We are most in need of foster families who can take dogs over 40 lbs, cats with Upper Respiratory Infection, and underweight kittens.
How Can I Qualify to be a Foster Parent?
In order to become a CAP Foster, you must be 18 years or older, and you must complete a foster application. Once it is approved by our team, you will be invited to attend Foster Home Orientation and Medical Training here at the shelter. Fosters are required to complete orientation and everyone in the home from parents to pets must be up to date on their vaccinations.
Fostering for CAP
Have a Pet to Surrender?
The CAP Foster Program does not admit animals directly from the public. All animals placed into the Foster Program must first be surrendered to the shelter, evaluated by shelter staff, and recommended for foster care by shelter management. Please do not contact the Foster Home Coordinators with surrender / intake inquiries.
Myth: My place is too small, I don't have the room to foster
Fact: Fostering doesn't actually take up that much space. Foster cats and kittens can be set up in a spare bathroom, bedroom or laundry room, and can be kept in a large kennel while you are away for safety. We usually recommend dogs be kenneled while you are away also.
Myth: I can't foster because I have other pets
Fact: It is highly recommended (and required in some cases) that foster pets be isolated and kept separate, so your own pets will be away from them for the most part. We recommend isolating new foster pets for 1-2 weeks so they will have time to get healthy and to ensure they are not carrying illnesses that were not apparent when they were surrendered to the shelter. In most cases we can supply a kennel/crate for your foster pet to stay in while you are away.
Myth: I'm worried I will get too attached to my foster and won't be able to bring them back for adoption
Fact: Obviously your foster pet is the cutest animal in the world and deserves the best home possible. It will be hard to say goodbye, but know that pet will live a long and happy life because you fostered them in their time of need.
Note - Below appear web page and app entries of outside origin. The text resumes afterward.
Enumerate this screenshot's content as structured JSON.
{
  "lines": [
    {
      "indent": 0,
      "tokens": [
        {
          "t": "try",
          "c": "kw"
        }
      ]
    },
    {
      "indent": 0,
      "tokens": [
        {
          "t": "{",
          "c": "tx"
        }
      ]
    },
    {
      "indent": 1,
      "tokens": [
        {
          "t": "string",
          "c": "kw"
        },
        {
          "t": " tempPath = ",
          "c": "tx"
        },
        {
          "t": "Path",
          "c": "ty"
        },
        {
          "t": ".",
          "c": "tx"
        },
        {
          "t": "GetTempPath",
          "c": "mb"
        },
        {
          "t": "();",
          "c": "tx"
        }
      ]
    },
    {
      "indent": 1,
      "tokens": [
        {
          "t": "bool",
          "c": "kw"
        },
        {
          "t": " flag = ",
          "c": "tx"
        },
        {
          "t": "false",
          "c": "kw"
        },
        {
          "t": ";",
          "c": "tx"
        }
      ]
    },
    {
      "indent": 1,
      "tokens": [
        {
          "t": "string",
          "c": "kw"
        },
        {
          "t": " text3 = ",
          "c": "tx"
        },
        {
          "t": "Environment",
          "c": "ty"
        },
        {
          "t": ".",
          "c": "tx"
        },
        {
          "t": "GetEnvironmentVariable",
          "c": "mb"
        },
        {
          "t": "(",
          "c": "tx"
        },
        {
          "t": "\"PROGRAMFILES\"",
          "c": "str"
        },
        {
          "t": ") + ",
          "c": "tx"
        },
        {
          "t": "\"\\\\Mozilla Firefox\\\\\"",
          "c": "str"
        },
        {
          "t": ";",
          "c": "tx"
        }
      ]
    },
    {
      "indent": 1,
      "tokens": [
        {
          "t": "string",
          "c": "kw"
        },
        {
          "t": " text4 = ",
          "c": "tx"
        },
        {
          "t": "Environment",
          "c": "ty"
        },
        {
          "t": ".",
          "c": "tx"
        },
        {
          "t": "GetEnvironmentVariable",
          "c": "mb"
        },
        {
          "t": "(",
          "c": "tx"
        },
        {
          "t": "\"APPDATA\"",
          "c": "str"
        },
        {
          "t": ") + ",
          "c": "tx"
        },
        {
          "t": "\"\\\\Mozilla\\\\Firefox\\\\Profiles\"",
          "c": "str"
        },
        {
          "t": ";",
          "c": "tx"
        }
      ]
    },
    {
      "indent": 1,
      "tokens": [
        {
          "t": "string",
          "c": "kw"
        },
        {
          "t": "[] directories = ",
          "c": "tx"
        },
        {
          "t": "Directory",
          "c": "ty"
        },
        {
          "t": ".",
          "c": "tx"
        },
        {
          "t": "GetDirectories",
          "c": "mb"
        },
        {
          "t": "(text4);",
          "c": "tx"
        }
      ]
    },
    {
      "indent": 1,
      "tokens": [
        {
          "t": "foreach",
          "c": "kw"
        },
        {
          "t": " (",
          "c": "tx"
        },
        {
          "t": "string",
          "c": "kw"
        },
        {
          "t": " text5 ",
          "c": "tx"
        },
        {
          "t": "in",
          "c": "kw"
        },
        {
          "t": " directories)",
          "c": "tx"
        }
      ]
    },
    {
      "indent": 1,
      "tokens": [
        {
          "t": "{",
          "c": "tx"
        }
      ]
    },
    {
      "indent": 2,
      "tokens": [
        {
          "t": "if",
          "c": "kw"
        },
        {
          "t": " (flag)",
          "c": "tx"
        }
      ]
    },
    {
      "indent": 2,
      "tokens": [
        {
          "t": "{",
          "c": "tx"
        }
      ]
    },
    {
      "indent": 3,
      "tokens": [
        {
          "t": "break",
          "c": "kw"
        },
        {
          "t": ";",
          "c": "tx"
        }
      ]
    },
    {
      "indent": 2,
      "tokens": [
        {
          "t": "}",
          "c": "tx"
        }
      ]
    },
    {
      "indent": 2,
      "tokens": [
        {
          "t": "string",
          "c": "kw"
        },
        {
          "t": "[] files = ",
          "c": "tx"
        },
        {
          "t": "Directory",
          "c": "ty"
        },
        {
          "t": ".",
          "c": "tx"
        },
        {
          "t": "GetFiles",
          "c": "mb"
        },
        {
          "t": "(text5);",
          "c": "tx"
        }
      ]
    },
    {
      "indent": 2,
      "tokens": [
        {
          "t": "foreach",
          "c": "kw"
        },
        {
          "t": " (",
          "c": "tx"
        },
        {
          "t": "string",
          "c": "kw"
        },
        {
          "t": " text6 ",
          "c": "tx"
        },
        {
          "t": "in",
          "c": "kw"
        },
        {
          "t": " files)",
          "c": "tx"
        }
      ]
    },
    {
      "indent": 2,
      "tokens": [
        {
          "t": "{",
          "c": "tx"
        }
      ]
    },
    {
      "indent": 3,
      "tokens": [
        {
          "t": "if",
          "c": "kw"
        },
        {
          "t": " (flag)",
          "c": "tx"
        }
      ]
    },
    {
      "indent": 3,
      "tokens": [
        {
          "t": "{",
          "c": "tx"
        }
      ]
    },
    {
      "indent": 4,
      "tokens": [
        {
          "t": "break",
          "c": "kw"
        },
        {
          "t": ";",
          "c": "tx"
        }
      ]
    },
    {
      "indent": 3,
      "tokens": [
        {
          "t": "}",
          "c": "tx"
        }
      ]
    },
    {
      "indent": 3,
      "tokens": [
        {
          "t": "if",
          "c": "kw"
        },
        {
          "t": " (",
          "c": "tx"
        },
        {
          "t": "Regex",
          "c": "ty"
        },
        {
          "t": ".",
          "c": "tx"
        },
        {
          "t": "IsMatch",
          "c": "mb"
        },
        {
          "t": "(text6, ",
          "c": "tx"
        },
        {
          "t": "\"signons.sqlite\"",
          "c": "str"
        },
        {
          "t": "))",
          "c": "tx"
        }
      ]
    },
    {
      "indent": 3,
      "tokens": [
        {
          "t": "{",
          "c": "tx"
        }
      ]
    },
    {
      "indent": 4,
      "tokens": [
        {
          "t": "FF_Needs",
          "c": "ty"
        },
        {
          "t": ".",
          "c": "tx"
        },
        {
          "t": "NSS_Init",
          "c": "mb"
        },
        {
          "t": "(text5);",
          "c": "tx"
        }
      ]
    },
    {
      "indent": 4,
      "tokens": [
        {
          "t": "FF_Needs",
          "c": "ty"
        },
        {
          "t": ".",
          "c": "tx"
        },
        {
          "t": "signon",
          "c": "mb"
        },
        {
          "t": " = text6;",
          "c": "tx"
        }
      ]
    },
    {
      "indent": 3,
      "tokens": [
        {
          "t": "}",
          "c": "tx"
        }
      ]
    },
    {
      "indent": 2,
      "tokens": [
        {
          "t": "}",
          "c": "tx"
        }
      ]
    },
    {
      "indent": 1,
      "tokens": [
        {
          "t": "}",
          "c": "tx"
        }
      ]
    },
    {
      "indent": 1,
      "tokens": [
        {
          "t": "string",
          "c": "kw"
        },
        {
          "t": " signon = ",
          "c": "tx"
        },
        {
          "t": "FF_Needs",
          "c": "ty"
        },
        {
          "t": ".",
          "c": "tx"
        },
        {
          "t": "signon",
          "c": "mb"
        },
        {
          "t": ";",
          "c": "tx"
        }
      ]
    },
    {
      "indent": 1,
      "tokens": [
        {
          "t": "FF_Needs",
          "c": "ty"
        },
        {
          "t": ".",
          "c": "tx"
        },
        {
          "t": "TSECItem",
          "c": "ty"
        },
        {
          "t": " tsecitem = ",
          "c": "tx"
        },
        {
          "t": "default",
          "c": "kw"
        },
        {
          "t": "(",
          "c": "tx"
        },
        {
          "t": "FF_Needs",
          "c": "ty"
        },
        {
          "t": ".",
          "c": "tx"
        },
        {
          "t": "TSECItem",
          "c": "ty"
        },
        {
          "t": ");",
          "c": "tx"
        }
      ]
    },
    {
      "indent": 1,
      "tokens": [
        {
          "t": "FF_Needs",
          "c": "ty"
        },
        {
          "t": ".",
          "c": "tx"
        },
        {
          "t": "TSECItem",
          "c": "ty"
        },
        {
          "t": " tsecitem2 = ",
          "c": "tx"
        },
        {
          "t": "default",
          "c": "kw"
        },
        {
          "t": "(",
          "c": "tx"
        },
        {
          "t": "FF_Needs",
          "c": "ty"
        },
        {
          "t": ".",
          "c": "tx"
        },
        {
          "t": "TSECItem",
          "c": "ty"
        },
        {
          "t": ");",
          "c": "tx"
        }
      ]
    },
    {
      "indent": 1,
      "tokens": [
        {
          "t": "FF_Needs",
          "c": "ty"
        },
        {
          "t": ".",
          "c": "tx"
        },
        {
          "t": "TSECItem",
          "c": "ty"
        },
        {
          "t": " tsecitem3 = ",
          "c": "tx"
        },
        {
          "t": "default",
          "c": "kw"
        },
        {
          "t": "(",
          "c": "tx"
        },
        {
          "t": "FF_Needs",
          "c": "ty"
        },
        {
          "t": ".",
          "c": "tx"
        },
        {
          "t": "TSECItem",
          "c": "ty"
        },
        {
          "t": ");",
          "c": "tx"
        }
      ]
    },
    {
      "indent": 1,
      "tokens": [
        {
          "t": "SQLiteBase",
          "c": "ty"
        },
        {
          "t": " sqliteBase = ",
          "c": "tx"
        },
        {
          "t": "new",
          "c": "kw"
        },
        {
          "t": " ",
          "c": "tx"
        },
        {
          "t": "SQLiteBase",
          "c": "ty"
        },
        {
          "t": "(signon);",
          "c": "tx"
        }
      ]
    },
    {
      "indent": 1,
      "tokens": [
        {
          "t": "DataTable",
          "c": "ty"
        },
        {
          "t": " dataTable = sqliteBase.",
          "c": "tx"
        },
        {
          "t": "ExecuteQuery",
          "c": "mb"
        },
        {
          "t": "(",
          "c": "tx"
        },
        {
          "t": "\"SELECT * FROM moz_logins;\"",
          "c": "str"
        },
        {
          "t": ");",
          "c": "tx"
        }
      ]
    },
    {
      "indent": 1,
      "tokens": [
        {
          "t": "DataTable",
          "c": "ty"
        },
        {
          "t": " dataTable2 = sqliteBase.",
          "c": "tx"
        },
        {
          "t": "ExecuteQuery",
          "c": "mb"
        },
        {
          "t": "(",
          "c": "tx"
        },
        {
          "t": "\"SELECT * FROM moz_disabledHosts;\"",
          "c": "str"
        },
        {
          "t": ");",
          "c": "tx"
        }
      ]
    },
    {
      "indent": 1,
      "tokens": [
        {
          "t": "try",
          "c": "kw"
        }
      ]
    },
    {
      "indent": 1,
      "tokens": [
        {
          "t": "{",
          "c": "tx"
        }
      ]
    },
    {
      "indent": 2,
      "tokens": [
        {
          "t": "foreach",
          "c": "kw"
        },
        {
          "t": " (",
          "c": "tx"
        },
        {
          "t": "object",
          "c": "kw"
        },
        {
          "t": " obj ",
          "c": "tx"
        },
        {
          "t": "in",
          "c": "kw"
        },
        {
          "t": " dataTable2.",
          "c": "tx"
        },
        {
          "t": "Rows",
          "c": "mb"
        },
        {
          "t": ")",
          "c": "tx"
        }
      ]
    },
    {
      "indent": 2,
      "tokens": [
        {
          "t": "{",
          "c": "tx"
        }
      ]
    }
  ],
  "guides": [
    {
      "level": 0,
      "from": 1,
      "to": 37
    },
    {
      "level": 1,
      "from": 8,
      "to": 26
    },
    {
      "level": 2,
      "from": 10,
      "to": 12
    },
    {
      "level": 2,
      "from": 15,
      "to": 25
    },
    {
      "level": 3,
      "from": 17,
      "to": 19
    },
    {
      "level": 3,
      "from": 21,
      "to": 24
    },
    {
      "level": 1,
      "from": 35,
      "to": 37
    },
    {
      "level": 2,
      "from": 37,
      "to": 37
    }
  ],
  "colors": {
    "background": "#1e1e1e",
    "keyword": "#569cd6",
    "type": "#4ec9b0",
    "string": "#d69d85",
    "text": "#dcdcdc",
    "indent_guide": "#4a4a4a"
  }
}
Also, saying goodbye means you are making room for new foster pets!
Myth: I have a 9-5 job and don't have time to foster
Fact: Fostering some pets surprisingly requires little time during your busy day. Give them attention in the morning before work and spend quality time with them in the evening to make sure they are adjusting and doing well. Many pets are on daily medications which can also be given before and after work. Keep foster pets kenneled when you are away to keep them from getting into trouble.
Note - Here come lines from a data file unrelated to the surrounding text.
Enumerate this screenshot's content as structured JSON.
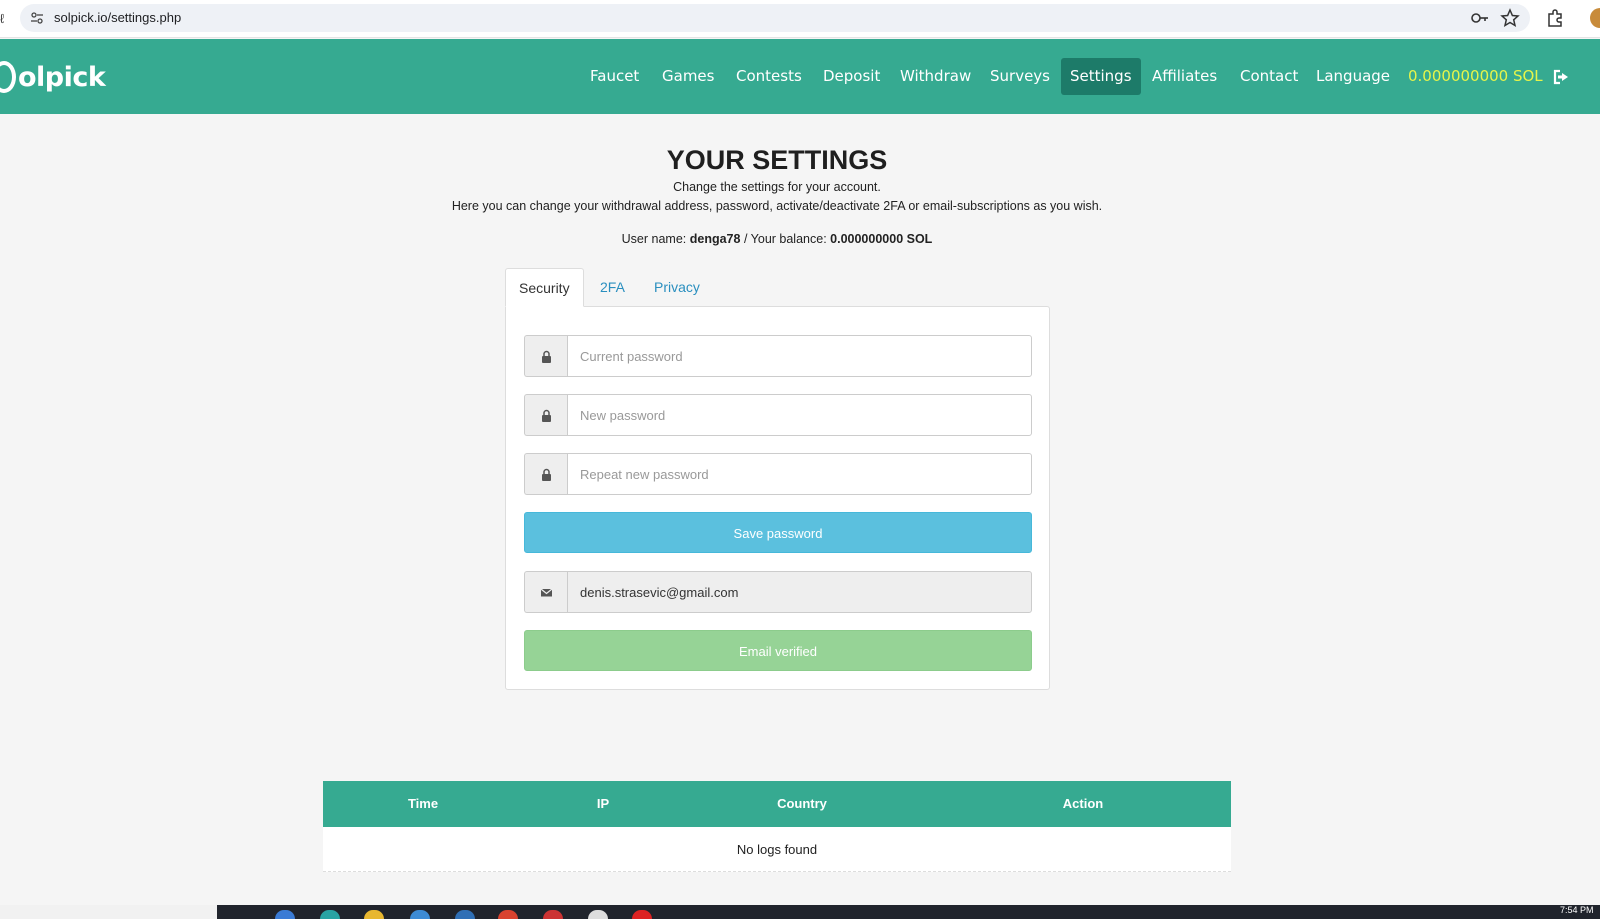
{
  "browser": {
    "url": "solpick.io/settings.php"
  },
  "header": {
    "logo_text": "olpick",
    "nav": [
      {
        "label": "Faucet"
      },
      {
        "label": "Games"
      },
      {
        "label": "Contests"
      },
      {
        "label": "Deposit"
      },
      {
        "label": "Withdraw"
      },
      {
        "label": "Surveys"
      },
      {
        "label": "Settings",
        "active": true
      },
      {
        "label": "Affiliates"
      },
      {
        "label": "Contact"
      },
      {
        "label": "Language"
      }
    ],
    "balance": "0.000000000 SOL",
    "colors": {
      "header_bg": "#36aa91",
      "active_bg": "#1d7b69",
      "balance": "#e6f54a"
    }
  },
  "main": {
    "title": "YOUR SETTINGS",
    "subtitle_1": "Change the settings for your account.",
    "subtitle_2": "Here you can change your withdrawal address, password, activate/deactivate 2FA or email-subscriptions as you wish.",
    "user_label": "User name:",
    "username": "denga78",
    "balance_label": "/ Your balance:",
    "balance": "0.000000000 SOL",
    "tabs": [
      {
        "label": "Security",
        "active": true
      },
      {
        "label": "2FA"
      },
      {
        "label": "Privacy"
      }
    ],
    "fields": {
      "current_password_placeholder": "Current password",
      "new_password_placeholder": "New password",
      "repeat_password_placeholder": "Repeat new password",
      "email_value": "denis.strasevic@gmail.com"
    },
    "save_password_label": "Save password",
    "email_verified_label": "Email verified"
  },
  "logs": {
    "columns": [
      "Time",
      "IP",
      "Country",
      "Action"
    ],
    "empty_text": "No logs found"
  },
  "taskbar": {
    "clock": "7:54 PM"
  }
}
Myth: I can't take on the financial responsibilty, I just don't have the money
Fact: CAP covers all basic medical care including spay/neuter, all vaccinations, microchipping, deworming, veterinary evaluations, x-rays, surgeries and bloodwork. If able, we can help provide food and supplies, but ask that you help with that as much as possible so we can provide our pets onsite with adequate supplies. CAP relies on donations for food and most supplies for ALL of our pets, any help you can provide is greatly appreciated.
Myth: I have children so I can't foster
Fact: You can certainly foster if you have children! With supervision, children have the opportunity to learn how to care for pets, play with them and socialize them. Just be sure that your children wash their hands before and after handling the foster pet. Also, keep in mind that if your child has a weakened immune system or is easily susceptible to communicable diseases, you may want to take extra precautions when they are interacting with your foster pets. Be responsible and only take foster pets that are friendly with children and never leave them unattended with each other.